May 30, 2012: Nine years after being rejected by India for quality issues, Russia is still trying to sell a tainted (by the rejection) batch of 18 Su-30MK fighters. These aircraft did not have all the maneuverability features the Indians wanted, and India refused to accept them. Since India was planning to buy over a hundred Su-30s from Russia, and build more under license, the Russians took back the 18 rejected Su-30s. Since then, these aircraft have just sat around, but now Russia is offering to upgrade them if the price is right.

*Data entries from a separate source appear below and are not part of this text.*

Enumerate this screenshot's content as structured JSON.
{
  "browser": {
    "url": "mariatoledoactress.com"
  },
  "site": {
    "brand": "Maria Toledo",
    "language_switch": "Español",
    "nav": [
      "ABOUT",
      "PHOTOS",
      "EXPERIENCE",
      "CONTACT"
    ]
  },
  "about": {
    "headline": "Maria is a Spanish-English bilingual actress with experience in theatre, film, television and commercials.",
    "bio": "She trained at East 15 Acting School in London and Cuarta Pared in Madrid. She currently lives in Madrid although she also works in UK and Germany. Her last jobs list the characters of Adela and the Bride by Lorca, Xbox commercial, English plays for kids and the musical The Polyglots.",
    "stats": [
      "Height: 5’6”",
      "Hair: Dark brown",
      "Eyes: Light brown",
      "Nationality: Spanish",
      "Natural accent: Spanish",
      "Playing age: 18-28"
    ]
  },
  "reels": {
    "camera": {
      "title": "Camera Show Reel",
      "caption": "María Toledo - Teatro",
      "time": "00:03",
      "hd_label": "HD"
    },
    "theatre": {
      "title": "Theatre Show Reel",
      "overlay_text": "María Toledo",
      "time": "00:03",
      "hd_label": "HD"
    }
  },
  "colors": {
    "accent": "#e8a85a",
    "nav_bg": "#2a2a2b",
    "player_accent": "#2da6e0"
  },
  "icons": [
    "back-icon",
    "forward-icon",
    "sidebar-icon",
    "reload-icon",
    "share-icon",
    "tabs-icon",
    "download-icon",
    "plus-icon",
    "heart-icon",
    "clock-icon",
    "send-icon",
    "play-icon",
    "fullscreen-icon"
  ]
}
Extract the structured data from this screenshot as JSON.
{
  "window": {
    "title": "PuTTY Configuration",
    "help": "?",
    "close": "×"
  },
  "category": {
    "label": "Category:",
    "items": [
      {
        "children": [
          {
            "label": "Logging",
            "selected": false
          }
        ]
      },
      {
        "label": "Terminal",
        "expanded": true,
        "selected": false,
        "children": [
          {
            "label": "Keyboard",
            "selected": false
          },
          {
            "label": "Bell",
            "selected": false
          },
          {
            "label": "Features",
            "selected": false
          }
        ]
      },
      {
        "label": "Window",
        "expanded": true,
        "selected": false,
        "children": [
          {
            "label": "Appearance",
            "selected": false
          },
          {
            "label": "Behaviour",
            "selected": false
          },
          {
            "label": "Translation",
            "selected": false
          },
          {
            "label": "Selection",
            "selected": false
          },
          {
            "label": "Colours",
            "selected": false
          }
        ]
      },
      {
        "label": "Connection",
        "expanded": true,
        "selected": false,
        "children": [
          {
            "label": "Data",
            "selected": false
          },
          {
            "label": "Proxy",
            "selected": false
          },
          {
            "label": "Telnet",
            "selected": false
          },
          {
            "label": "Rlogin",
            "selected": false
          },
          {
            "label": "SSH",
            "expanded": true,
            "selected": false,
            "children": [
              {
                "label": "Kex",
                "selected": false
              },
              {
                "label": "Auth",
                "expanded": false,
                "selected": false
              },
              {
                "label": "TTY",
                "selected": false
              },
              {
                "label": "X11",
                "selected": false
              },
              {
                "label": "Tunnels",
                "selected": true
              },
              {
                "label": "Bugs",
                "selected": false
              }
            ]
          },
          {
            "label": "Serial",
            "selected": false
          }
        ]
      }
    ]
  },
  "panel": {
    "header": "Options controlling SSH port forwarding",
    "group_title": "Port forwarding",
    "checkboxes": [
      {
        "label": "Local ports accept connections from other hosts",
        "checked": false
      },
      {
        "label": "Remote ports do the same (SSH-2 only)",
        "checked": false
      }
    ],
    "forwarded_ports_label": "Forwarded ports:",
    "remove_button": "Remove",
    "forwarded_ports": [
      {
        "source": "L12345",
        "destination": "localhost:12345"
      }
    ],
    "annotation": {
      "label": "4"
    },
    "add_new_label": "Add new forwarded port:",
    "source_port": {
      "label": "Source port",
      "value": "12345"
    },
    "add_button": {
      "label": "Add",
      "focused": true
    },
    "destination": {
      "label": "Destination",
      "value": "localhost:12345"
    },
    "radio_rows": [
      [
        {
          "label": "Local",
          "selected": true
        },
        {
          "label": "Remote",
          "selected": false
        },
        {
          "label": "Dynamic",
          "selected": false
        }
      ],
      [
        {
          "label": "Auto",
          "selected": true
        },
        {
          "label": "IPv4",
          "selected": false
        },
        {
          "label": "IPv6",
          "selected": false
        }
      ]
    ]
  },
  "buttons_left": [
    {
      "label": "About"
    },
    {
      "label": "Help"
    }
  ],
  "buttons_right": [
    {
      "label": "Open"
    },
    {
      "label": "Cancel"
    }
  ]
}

Since the late 1990s, Russia has been exporting the Su-30MK, then the latest version of the Su/27/30 line of aircraft. Russia claims this is the most lethal air superiority fighter in service. This is part of a marketing effort to sell even more of an already popular aircraft. The Russians point out that the Su-30MK can fly as fast as the F-22 and is more maneuverable. What the Russians play down is the fact that the F-22 can go very fast far longer (because of its "supercruise" engines) than the Su-30MK and does not depend on acrobatic maneuverability for combat superiority. High maneuverability comes in handy for a close range dogfight but the F-22 was designed to avoid that. The F-22 is harder to detect on radar than the Su-30MK and has a superior radar (and electronics in general) as well, which enables the F-22 to spot the enemy first and remain undetected long enough to fire missiles.
The Su-30MK was designed for an earlier age, when the engine was the most complex and expensive component of the aircraft. Now it's electronics and external components (that provide stealth and make the aircraft more difficult for radar to see). That's why the Su-30MK is considered a 4th generation fighter, while the F-22 and F-35 are fifth generation.
The only potential Su-30MK equipped U.S. opponent is China, which has several hundred of them. Many American commanders believe F-16Cs, F-15Cs, or F-18s, with experienced pilots, could handle the Su-30MK. In the past Russian fighters have always done poorly against U.S. aircraft, and the Russians have always blamed inexperienced pilots. So the big question remains, will any potential foe manage to obtain modern fighters and well trained pilots (who are expensive to recruit, train, and retain).